This means that when anyone of us asks Jesus to enter us, our physical bodies, by the Holy Spirit, He enters our own Holy of Holies because we are each temples. Once there, He sprinkles our conscience with His blood. He lives and remains within us as our Great High Priest, ever interceding for us.

Differing Atonement Theories
Another term for propitiation is ‘atonement’, an English word generated by joining ‘at-one’ to ‘ment’, i.e. the means by which we can be ‘at one’ or reconciled to God. Over the last 2,000 years, our mostly Gentile churches have often focussed on just one aspect of what Jesus did and emphasised it as if it was the most important, as William Paul Young illustrates.

These differing views include: ransom-to-Satan (in which Jesus paid off our debt to Satan); Christus Victor (which emphasises Jesus victory over Satan and the powers); penal substitution (that Jesus was punished in our place); moral government (in which Jesus’ death was not in our place but to reveal God’s hatred of sin); moral influence (in which Jesus’ willingness to die softens our hearts).

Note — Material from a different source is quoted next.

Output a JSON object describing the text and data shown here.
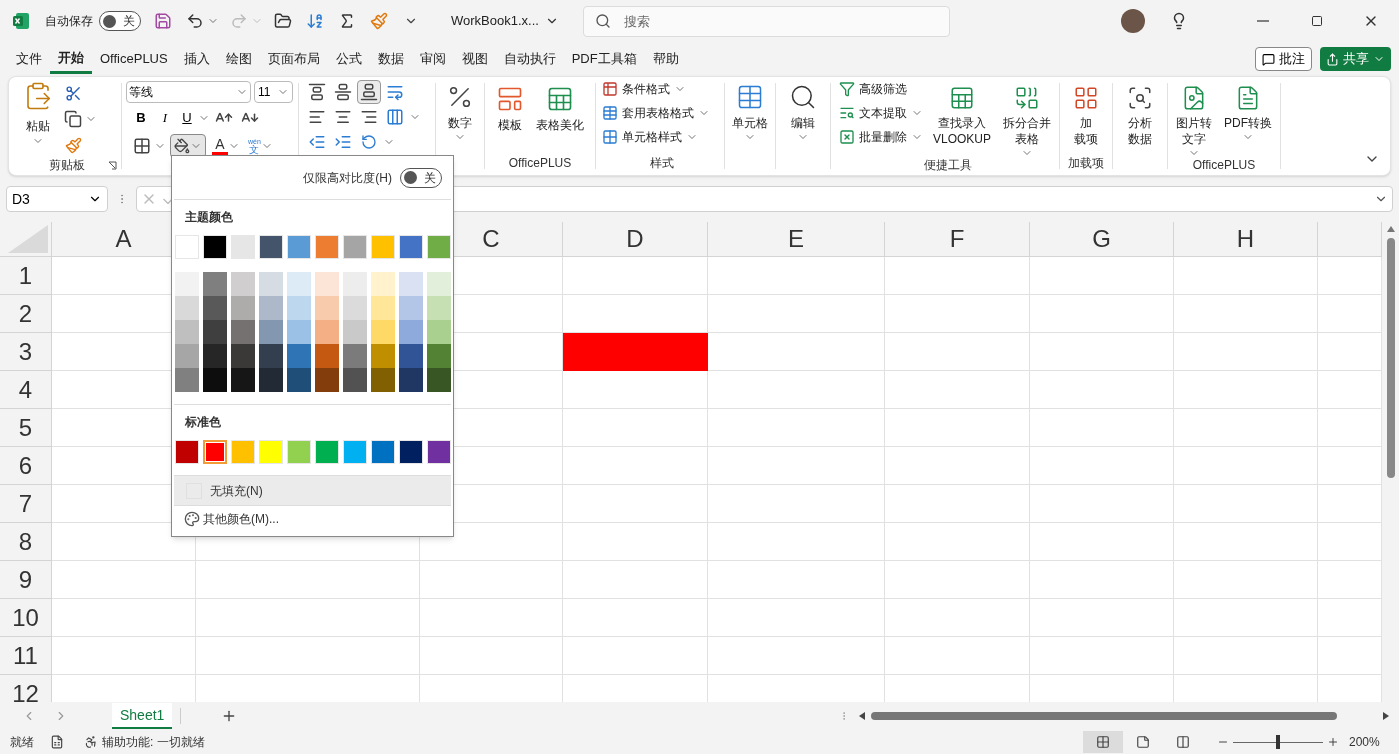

Obviously, Jesus is victorious, was punished in our place, reveals God’s hatred of sin, and softens our hearts but the ransom-to-Satan idea was a simple misunderstanding of the ransom metaphor.19 Bizarrely, it was widely believed and debated by Gentile church ‘Fathers’ and leaders for almost a thousand years but the Early Church, taught by the Twelve and other Jewish leaders, would never have headed off on this tangent. They learned instead from God’s revelation of atonement/propitiation as revealed annually on Yom Kippur, the Day of Atonement, to every Jew for the previous 1,500 years. We know the Gentiles in Rome learned of this from Paul, as explained above, from what he called the great Jewish advantage.20

There’s no need for any confusion as to why Jesus died and why we need Him – even an irreligious tax collector could understand that we all, every single one of us, need God to be propitious towards us. He is that in Jesus and nowhere else:

  1. Like the tax-collector, we want God to be propitious to us as sinners.21
  2. Jesus is our propitiation, our ‘mercy seat’,22 where God has dealt with all the sin of all mankind for all time.23
  3. Everyone can see in His crucifixion God’s justice and His love for every one of us.24
  4. Propitiation has been made for our sins and the whole world’s,25 if only they will ask for it, so we should tell everyone.
  5. We can and should come to God confidently and often.26

So, propitiation… one big word that’s really worth knowing. I hope it’s as delightful to you as it is to me.

  1. Chap 17: “The Cross was God’s Idea”
  2. Chap 19: “God Requires Child Sacrifice.”
  3. Chap 17: “The Cross was God’s Idea”
  4. Chap 17: “The Cross was God’s Idea”
  5. Gen 9:6
  6. Ezra 6:11
  7. Psa 22:16
  8. Isa 9:6, Col 1:15, 2:9
  9. 2 Cor 5:19
  10. Rom 3:25, 1 John 2:2, 4:10
  11. Heb 2:17
  12. Luke 18:10-14a
  13. Rom 3:25
  14. 1 Chron 28:11
  15. Heb 9:5
  16. Rom 3: 26
  17. 1 Cor 2:2
  18. Heb 10:19-22 emphasis added.
  19. Matt 20:28, Mark 10:45, 1 Tim 2:5
  20. Rom 3:1-2
  21. Luke 18:13
  22. Rom 3:25, 1 John 2:2, 4:10
  23. Heb 10:12
  24. Rom 3:25-26, 1 John 4:10
  25. 1 John 2:2
  26. Heb 10:19-22